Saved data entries
= = =

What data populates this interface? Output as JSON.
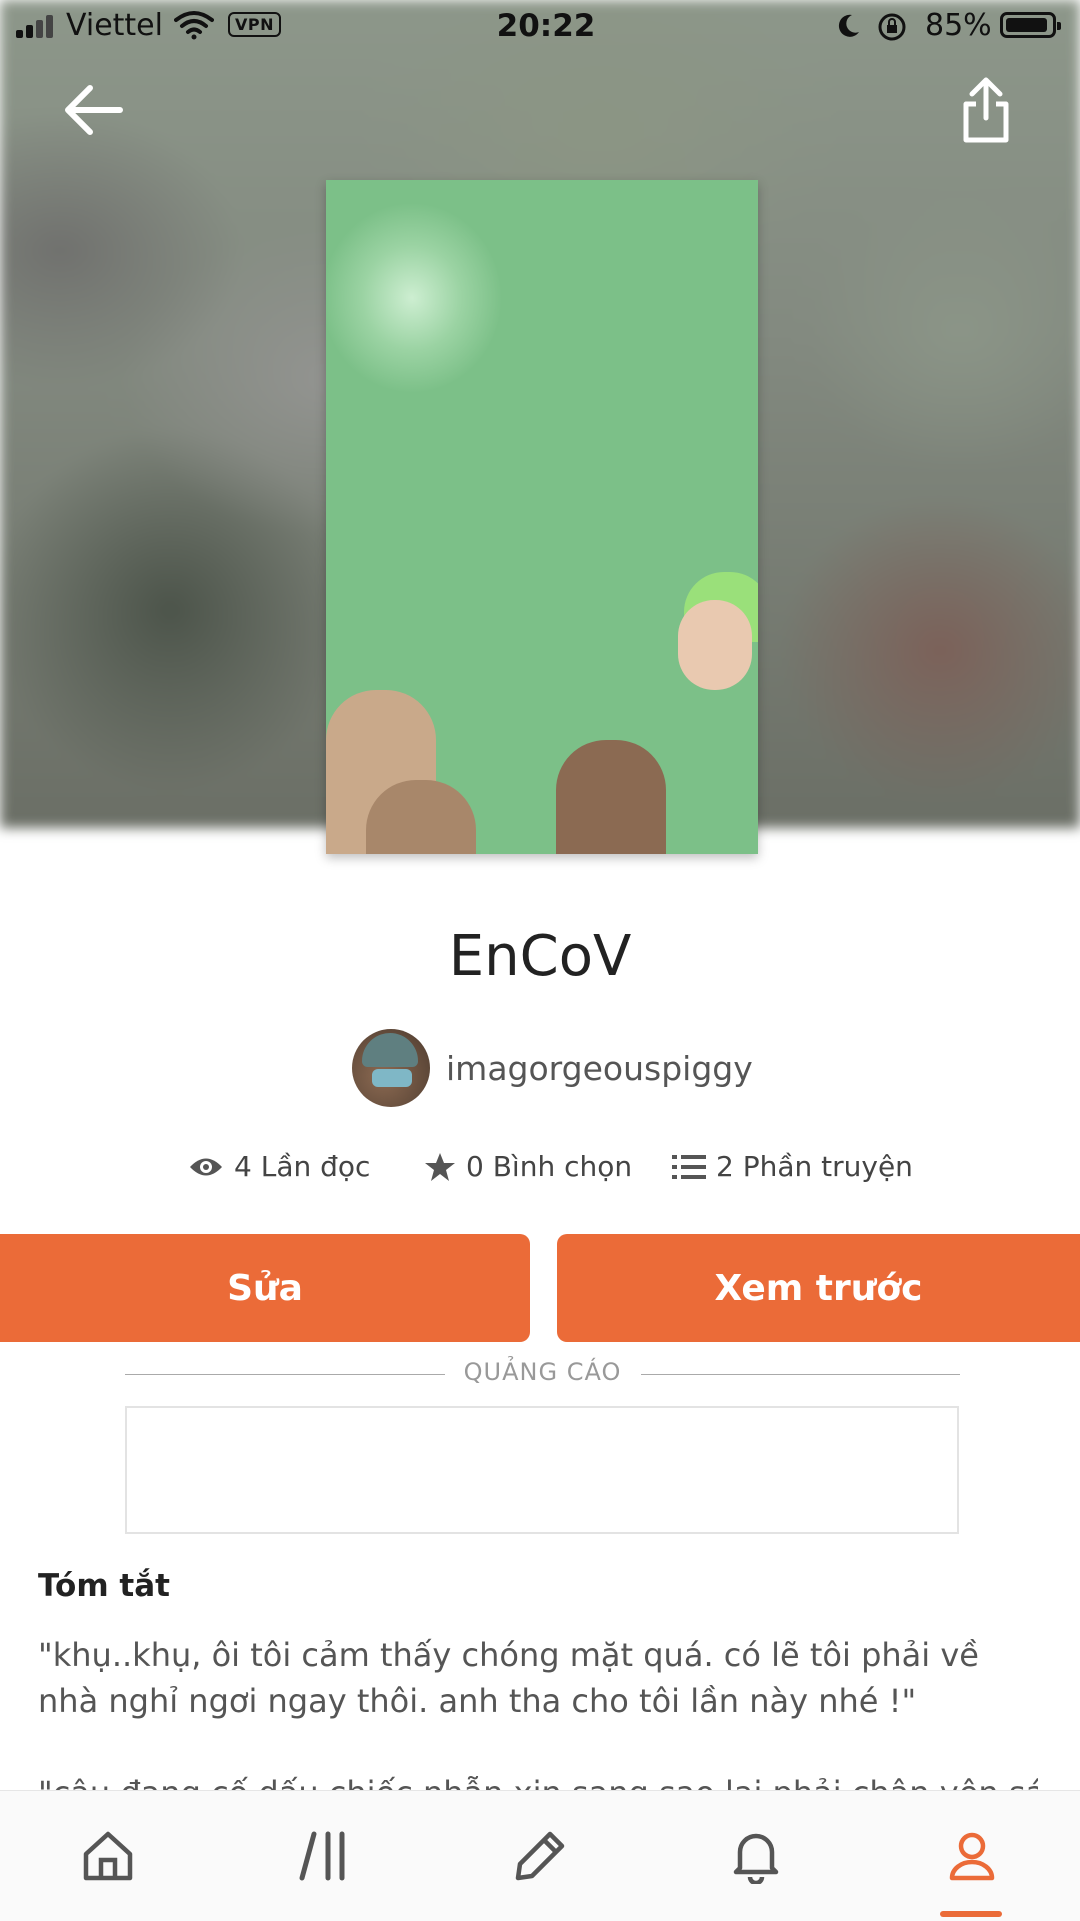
{
  "status_bar": {
    "carrier": "Viettel",
    "vpn": "VPN",
    "time": "20:22",
    "battery": "85%"
  },
  "story": {
    "title": "EnCoV",
    "author": "imagorgeouspiggy"
  },
  "stats": {
    "reads": "4 Lần đọc",
    "votes": "0 Bình chọn",
    "parts": "2 Phần truyện"
  },
  "actions": {
    "edit_label": "Sửa",
    "preview_label": "Xem trước"
  },
  "ad": {
    "label": "QUẢNG CÁO"
  },
  "summary": {
    "heading": "Tóm tắt",
    "paragraph_1": "\"khụ..khụ, ôi tôi cảm thấy chóng mặt quá. có lẽ tôi phải về nhà nghỉ ngơi ngay thôi. anh tha cho tôi lần này nhé !\"",
    "paragraph_2_partial": "\"cậu đang cố dấu chiếc nhẫn xin sang sao lại phải chân yên sách lí"
  },
  "nav": {
    "items": [
      "home-icon",
      "library-icon",
      "write-icon",
      "notifications-icon",
      "profile-icon"
    ],
    "active": "profile-icon"
  },
  "colors": {
    "accent": "#eb6b38"
  }
}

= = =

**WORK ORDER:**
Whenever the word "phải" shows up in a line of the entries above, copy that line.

**WRITTEN RESPONSE:**
    "paragraph_1": "\"khụ..khụ, ôi tôi cảm thấy chóng mặt quá. có lẽ tôi phải về nhà nghỉ ngơi ngay thôi. anh tha cho tôi lần này nhé !\"",
    "paragraph_2_partial": "\"cậu đang cố dấu chiếc nhẫn xin sang sao lại phải chân yên sách lí"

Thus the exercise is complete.